Grated cabbage – 1 cup, tightly packed
Green chillies, minced – 2
Coriander leaves, finely chopped – 2 tbsp
Chilli powder – 1/2 tsp
Dhania powder – 1/2 tsp
Turmeric – 1/4 tsp
Salt – to taste
Oil – 1/2 tsp plus, for cooking


  • Remove any excess moisture from the cabbage ensuring it is dry. Also see note below.
  • In a bowl, mix all the ingredients except the oil 

Cabbage paratha 1

  • Add water as needed and knead into a firm dough. Add 1/2 tsp oil to get a smooth dough

Cabbage paratha 3

  • Divide into 6 to 8 equal portions
  • Roll each of them into thin circles (6 to 8 inches diameter)
  • Heat a tawa/griddle and place the paratha 
  • Flip a couple of times and when it starts changing color, apply 1/2 tsp oil and cook well on both sides
  • Serve hot with yogurt or your favorite pickle

Note: It is very important that you make the parathas as soon as you prepare the dough. In other words, make the dough only when you are ready to cook them. If left sitting, the cabbage will release water and the dough will become moist and sticky and will lose its firmness.

Kadai Paneer

Kadai Paneer


Paneer – 400 gms
Cumin seeds – 1.5 tsp
Onion – 1/2
Asafoetida – a pinch
Tomatoes – 4
Capsicum/Bell pepper – 1
Salt to taste
Turmeric powder – a pinch
Red chilli powder – 3/4 tsp
Coriander powder – 1.5 tsp
Green chilli – 1
Ginger – 1-inch piece, minced

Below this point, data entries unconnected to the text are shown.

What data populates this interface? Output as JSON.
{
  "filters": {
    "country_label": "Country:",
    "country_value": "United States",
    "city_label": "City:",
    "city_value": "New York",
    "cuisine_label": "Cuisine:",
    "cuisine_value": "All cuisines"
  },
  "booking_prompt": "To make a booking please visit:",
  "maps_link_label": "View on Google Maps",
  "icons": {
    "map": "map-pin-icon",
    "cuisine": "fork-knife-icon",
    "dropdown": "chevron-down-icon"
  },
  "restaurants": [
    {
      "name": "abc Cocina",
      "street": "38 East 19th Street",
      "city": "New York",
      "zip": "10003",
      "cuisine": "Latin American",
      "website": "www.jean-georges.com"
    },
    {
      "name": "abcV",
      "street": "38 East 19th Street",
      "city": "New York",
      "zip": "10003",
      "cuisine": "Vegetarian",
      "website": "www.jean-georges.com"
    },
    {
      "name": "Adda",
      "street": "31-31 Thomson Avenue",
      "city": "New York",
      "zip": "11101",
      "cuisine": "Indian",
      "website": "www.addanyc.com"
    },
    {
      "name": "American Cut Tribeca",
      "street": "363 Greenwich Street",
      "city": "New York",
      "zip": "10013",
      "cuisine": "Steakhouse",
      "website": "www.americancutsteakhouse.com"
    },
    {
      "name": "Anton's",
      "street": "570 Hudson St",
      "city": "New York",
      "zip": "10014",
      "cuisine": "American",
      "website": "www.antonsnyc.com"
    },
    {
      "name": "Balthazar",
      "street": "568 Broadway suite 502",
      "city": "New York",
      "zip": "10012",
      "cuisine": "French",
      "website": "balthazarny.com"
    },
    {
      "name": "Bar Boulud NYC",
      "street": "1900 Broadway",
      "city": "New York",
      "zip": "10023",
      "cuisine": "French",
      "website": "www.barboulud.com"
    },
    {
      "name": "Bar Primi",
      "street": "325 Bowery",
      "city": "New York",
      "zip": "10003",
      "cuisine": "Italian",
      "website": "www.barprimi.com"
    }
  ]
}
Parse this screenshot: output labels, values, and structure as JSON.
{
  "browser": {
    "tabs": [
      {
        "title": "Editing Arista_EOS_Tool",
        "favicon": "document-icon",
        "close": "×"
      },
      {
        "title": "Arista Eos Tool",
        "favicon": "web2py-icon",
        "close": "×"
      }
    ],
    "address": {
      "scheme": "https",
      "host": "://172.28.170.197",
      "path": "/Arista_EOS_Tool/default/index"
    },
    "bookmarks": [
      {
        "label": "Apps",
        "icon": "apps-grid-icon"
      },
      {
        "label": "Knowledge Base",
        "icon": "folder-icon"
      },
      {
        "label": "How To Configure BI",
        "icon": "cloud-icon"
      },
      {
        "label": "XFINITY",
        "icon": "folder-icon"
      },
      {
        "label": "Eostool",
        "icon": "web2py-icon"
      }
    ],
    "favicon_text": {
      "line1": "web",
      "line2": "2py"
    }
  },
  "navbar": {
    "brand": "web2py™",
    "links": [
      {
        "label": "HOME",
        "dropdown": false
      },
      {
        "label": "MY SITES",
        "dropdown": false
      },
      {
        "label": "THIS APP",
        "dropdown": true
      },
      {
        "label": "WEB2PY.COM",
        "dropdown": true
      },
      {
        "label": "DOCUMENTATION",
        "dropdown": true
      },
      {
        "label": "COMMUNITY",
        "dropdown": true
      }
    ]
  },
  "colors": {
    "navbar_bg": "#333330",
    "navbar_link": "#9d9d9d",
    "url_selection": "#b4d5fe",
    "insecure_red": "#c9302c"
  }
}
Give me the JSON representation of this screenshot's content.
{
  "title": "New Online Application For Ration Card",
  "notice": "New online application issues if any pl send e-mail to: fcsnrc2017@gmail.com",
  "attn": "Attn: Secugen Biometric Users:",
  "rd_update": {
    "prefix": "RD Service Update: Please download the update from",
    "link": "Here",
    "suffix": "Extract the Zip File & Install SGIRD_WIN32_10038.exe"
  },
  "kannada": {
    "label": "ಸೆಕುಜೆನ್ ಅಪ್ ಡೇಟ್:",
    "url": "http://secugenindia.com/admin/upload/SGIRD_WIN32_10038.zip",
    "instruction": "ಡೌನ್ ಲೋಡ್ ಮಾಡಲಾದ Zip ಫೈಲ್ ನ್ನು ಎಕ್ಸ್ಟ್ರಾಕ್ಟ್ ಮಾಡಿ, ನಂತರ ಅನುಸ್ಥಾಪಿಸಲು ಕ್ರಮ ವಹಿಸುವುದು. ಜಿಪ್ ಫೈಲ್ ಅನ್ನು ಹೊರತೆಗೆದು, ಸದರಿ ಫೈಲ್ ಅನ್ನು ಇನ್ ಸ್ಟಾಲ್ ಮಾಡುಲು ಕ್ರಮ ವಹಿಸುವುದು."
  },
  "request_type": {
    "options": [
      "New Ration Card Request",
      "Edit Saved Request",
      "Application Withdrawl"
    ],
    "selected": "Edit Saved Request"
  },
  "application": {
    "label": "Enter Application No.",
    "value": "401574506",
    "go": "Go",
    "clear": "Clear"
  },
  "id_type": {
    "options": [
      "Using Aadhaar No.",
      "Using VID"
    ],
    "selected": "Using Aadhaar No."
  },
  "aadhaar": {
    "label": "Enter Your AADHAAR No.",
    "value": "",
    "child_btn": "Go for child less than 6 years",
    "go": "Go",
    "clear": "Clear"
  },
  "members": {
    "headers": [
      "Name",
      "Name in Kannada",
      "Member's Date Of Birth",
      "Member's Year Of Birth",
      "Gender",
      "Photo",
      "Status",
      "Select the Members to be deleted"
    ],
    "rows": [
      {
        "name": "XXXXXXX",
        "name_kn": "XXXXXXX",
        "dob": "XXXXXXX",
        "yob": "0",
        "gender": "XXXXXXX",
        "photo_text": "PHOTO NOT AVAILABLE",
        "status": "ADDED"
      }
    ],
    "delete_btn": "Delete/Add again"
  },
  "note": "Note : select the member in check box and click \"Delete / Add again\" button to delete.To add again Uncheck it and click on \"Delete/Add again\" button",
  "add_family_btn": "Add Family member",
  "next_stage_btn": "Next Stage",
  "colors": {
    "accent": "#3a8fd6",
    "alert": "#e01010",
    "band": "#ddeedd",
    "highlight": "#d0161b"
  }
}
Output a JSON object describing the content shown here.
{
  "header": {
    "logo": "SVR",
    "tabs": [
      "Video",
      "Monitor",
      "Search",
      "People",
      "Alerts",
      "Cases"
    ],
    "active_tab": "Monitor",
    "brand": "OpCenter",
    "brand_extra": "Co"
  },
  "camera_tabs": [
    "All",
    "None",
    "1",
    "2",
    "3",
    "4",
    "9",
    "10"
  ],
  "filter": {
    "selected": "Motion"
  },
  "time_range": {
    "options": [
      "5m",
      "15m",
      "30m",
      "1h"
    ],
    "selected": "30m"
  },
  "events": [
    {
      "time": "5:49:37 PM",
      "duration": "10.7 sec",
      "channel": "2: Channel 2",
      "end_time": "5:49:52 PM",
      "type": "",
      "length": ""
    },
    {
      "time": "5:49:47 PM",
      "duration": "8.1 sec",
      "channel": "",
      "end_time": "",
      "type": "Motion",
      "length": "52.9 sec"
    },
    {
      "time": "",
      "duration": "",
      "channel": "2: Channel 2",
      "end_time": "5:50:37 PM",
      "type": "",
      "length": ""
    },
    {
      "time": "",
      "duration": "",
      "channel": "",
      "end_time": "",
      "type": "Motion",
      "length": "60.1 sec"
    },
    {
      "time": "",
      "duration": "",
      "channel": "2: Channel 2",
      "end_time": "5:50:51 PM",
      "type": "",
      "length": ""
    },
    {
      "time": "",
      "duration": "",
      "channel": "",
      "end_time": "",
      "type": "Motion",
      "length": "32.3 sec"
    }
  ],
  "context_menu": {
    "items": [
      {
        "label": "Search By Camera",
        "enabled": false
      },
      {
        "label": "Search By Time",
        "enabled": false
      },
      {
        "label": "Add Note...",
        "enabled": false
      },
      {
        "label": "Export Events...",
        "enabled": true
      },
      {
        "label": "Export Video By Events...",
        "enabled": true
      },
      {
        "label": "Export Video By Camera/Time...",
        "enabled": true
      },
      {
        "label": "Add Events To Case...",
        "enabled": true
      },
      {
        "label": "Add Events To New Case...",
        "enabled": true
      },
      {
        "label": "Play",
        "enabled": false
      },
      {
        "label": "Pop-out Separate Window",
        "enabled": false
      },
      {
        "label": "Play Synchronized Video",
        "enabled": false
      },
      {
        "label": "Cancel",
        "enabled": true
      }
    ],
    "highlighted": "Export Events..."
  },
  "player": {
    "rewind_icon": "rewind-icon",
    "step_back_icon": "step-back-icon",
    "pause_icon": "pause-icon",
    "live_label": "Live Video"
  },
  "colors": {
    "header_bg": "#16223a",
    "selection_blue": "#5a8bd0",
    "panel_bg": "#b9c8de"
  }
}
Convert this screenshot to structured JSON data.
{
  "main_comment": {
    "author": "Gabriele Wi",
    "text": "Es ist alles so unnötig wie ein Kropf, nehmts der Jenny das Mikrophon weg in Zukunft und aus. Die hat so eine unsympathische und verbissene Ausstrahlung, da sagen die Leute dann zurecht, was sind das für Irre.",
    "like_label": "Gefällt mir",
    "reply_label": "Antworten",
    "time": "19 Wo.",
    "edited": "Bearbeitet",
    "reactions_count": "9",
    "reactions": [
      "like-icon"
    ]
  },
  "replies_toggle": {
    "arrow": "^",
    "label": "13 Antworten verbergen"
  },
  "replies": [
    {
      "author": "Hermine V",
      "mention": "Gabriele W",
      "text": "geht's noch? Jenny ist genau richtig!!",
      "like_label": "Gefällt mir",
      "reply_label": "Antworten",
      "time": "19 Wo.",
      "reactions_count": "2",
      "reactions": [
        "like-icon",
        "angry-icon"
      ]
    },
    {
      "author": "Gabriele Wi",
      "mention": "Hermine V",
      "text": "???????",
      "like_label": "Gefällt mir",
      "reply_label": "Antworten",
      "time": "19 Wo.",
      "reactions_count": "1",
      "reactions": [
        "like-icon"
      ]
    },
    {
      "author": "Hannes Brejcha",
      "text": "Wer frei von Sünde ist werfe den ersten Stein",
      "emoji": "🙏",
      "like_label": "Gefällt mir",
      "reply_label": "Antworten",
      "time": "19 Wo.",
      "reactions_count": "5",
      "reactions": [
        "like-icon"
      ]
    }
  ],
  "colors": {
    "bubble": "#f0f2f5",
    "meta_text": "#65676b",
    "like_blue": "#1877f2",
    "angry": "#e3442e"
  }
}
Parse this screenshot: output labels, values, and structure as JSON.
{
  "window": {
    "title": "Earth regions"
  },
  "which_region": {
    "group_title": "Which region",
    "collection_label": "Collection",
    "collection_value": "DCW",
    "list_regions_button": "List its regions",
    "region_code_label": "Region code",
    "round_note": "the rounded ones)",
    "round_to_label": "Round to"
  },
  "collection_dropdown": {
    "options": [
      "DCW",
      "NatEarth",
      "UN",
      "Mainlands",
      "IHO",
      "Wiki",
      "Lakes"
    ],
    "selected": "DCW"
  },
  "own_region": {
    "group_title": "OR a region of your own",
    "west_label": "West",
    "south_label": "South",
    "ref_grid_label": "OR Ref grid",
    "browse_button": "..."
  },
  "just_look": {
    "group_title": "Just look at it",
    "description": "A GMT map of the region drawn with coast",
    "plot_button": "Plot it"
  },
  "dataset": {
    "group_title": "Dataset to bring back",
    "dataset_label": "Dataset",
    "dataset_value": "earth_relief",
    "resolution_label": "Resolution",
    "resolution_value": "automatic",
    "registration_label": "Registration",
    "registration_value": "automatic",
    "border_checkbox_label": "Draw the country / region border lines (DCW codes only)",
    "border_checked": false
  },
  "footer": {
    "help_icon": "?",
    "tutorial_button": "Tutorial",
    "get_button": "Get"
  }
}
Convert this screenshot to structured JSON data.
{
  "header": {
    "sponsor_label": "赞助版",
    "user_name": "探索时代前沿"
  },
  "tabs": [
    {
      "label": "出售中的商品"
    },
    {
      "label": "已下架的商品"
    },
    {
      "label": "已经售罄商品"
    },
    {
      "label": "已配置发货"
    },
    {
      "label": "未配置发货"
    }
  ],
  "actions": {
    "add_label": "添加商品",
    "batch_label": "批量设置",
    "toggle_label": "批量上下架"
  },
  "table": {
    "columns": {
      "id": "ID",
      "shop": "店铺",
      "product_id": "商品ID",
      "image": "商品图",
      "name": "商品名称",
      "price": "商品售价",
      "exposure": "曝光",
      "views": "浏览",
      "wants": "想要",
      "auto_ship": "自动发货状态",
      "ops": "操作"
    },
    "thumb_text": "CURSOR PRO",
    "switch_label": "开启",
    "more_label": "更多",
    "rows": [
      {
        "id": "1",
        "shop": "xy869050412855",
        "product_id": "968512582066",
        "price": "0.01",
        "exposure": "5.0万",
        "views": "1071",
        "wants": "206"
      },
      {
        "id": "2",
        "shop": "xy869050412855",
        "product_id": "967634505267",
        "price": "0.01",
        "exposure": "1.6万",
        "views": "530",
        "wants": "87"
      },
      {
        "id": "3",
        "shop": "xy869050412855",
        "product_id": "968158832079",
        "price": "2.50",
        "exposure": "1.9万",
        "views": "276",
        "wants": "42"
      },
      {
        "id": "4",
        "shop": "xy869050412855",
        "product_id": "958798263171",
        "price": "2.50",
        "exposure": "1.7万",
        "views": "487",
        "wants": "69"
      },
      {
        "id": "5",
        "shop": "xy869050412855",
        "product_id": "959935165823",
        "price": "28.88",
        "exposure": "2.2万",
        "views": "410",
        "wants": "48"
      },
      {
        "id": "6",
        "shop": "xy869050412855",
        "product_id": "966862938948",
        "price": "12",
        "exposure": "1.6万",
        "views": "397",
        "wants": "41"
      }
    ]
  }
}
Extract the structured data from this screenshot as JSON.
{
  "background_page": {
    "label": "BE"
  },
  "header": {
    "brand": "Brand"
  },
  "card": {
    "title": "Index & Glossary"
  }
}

  • Heat oil in a pan/wok
  • Fry cube-sized pieces of paneer in the oil until they are brown on two sides
  • Remove and set aside
  • In the same pan, fry bite-size pieces of capsicum until they become crisp (You can use the leftover oil from frying the paneer)
  • Remove and set aside
  • Meanwhile, make a puree of the four tomatoes and set aside
  • In the same pan that you fried and paneer and capsicum, add cumin seeds and fry for about 30 seconds on medium heat (if there isn’t enough oil remaining after frying the paneer and capsicum, add 2 tablespoons of oil)
  • Add finely chopped onion and fry till golden brown
  • Add pureed tomatoes, minced ginger, turmeric, red chilli powder, finely chopped green chilli, and coriander powder
  • Fry this until the masalas are cooked, and oil begins to separate
  • At this stage, add the fried paneer and capsicum
  • Allow the paneer to soak up the masala and mix well
  • Serve hot with roti or rice